Now you have two choices to make.  The first one is this: What role(s) should ALL LDAP/ActiveDirectory users have?  This takes a bit of knowledge about Zenoss.  However there are three common scenarios:

  • LDAP users should have no privileges, unless explicitly granted otherwise:
Default User Roles:
  • LDAP users should have read-only permission, unless explicitly granted otherwise:
Default User Roles: ZenUser
  • LDAP users should have full permissions:
Default User Roles: Manager

The second choice you need to make is this: will you be using LDAP/ActiveDirectory to indicate what Roles a user has?  If so, also set the following:

Group storage: Groups stored on LDAP server

Groups Base DN: OU=Groups,DC=domain,DC=local

Otherwise, do this:

Group storage: Groups not stored on LDAP server

Groups Base DN:

Finally, click Add.  You will be taken back to the acl_users screen.  We will now enable this plugin.  Click on the plugin instance (named “LDAP” or “ActiveDirectory”) and check Authentication and User_Enumeration, then click “Update”.

If you didn’t enable Groups stored in the LDAP server above, you are done!

If you enabled Groups stored on LDAP server above, first, enable Roles on this screen.  Next, we will setup our Group/Role mappings.  Click on the “Contents” tab at the top of the right frame.  Select “acl_users” in the right frame.  Make sure that “Group mapping” says “Manually map LDAP groups to Zope roles” (apply changes if necessary).  Then, click on the “Groups” tab at the top.  It should now list all the groups from your LDAP server.  Go down to the section “LDAP group to Zope role mappings”.  This is where you add the configuration that says “If a user is in a certain group, add them to this role.”  I can’t give more details here, because this is custom to your setup.  Once you’ve done this, you should be done!

Lent: East and West

My good friend Ben has some interesting observations about Lent in the Orthodox tradition and in the Catholic/Protestant traditions.  He describes the Eastern view of sin very well: it is a cancer that, once we let it into our person, devours us from the inside out.  However, I too have been thinking about Lent East and West a bit.  Here are my observations:

First, meatfare and cheesefare weeks are kind of like Mardi Gras, in the sense that we do enjoy things like meat and cheese more than normal as we prepare for Lent (at least I do).  However, there is a markedly different feel to this time of year.Our scripture readings for this period are pretty heavy: the Publican and the Pharisee, the Prodigal Son, the Last Judgement and the Expulsion of Adam and Eve from the Garden.They serve to, for four weeks, remind us that we are the pharisee, the prodigal, the goats and Adam.  There isn’t really anything to party about here.  All of this leads up to Forgiveness Vespers.  After we have focused on our “missing the mark” for four weeks, we admit that the path of healing begins with repentance.  Thus, each person repents to and begs for forgiveness from each other member of the parish.

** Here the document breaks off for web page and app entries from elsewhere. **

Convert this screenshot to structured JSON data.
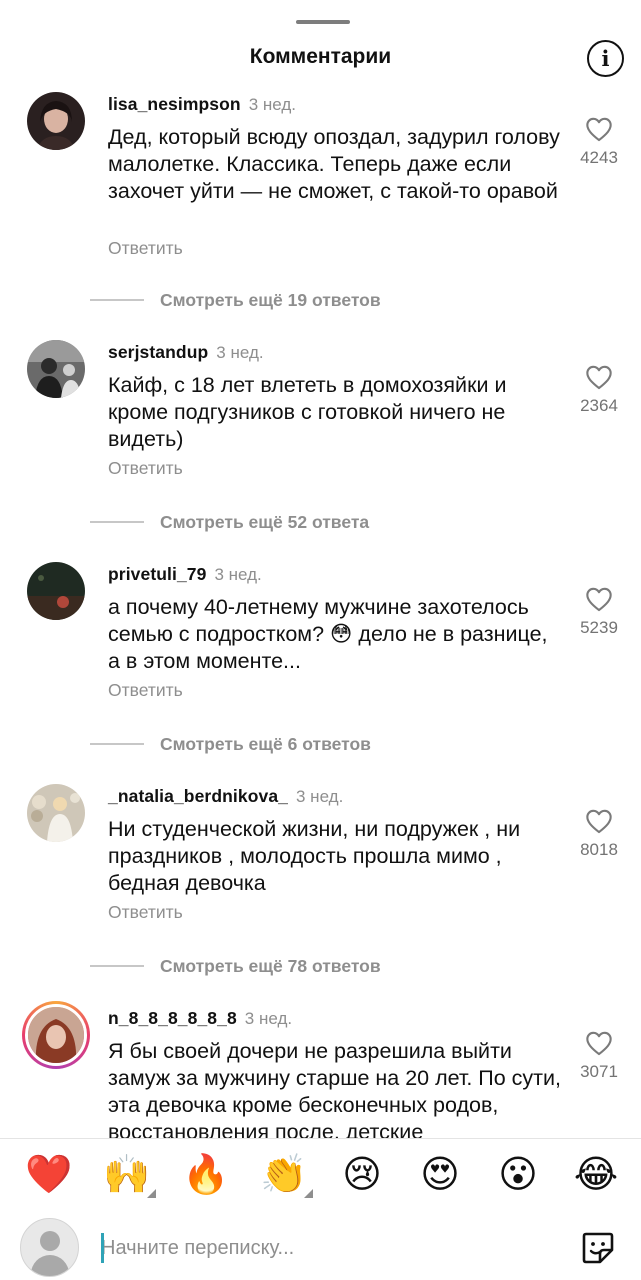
{
  "header": {
    "title": "Комментарии",
    "info_icon": "info-icon"
  },
  "comments": [
    {
      "username": "lisa_nesimpson",
      "time": "3 нед.",
      "text": "Дед, который всюду опоздал, задурил голову малолетке. Классика. Теперь даже если захочет уйти — не сможет, с такой-то оравой",
      "reply": "Ответить",
      "likes": "4243",
      "more_replies": "Смотреть ещё 19 ответов"
    },
    {
      "username": "serjstandup",
      "time": "3 нед.",
      "text": "Кайф, с 18 лет влететь в домохозяйки и кроме подгузников с готовкой ничего не видеть)",
      "reply": "Ответить",
      "likes": "2364",
      "more_replies": "Смотреть ещё 52 ответа"
    },
    {
      "username": "privetuli_79",
      "time": "3 нед.",
      "text": "а почему 40-летнему мужчине захотелось семью с подростком? 😳 дело не в разнице, а в этом моменте...",
      "reply": "Ответить",
      "likes": "5239",
      "more_replies": "Смотреть ещё 6 ответов"
    },
    {
      "username": "_natalia_berdnikova_",
      "time": "3 нед.",
      "text": "Ни студенческой жизни, ни подружек , ни праздников , молодость прошла мимо , бедная девочка",
      "reply": "Ответить",
      "likes": "8018",
      "more_replies": "Смотреть ещё 78 ответов"
    },
    {
      "username": "n_8_8_8_8_8_8",
      "time": "3 нед.",
      "text": "Я бы своей дочери не разрешила выйти замуж за мужчину старше на 20 лет. По сути, эта девочка кроме бесконечных родов, восстановления после, детские",
      "likes": "3071"
    }
  ],
  "reactions": [
    "❤️",
    "🙌",
    "🔥",
    "👏",
    "😢",
    "😍",
    "😮",
    "😂"
  ],
  "composer": {
    "placeholder": "Начните переписку...",
    "sticker_icon": "sticker-icon"
  },
  "colors": {
    "text": "#111111",
    "muted": "#8e8e8e",
    "story_ring": "#e83e6c",
    "caret": "#2fa3b7"
  }
}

Second, Lent in the Western context often focuses on what is being “given up.” The Orthodox tradition speaks much differently, we talk about what we get: healing, joy, prayer, mended relationships.  These are the byproducts of our fasting because we know the goal: Pascha!  One may ask, how do you get mended relationships from fasting?  Well, several ways.  First, our limited eating should focus also on saving money.  This money should then be spent for alms so that we can help the poor around us.  But more than just money, we should donate our time as well.  When we do these things, we begin heal the dysfunctional social relationships that have created things like poverty and, hopefully, we make a new friend in the process.  Second, we are reminded that food is made for the body, not the body for food.  In realizing this, we begin to heal from our enslavement to our passions which drive us to sin.  What relationship is mended from this you ask?  Why our relationship to God!  Our passions are given to us to love God, yet we choose to love ourselves instead and fill ourselves to the brim as though God would not provide the next meal for us.  To restrain the passions is to free them so that they might find fulfillment in Him who is the source of all things.  This is why Lent is such a great joy (though a difficult joy to be sure)!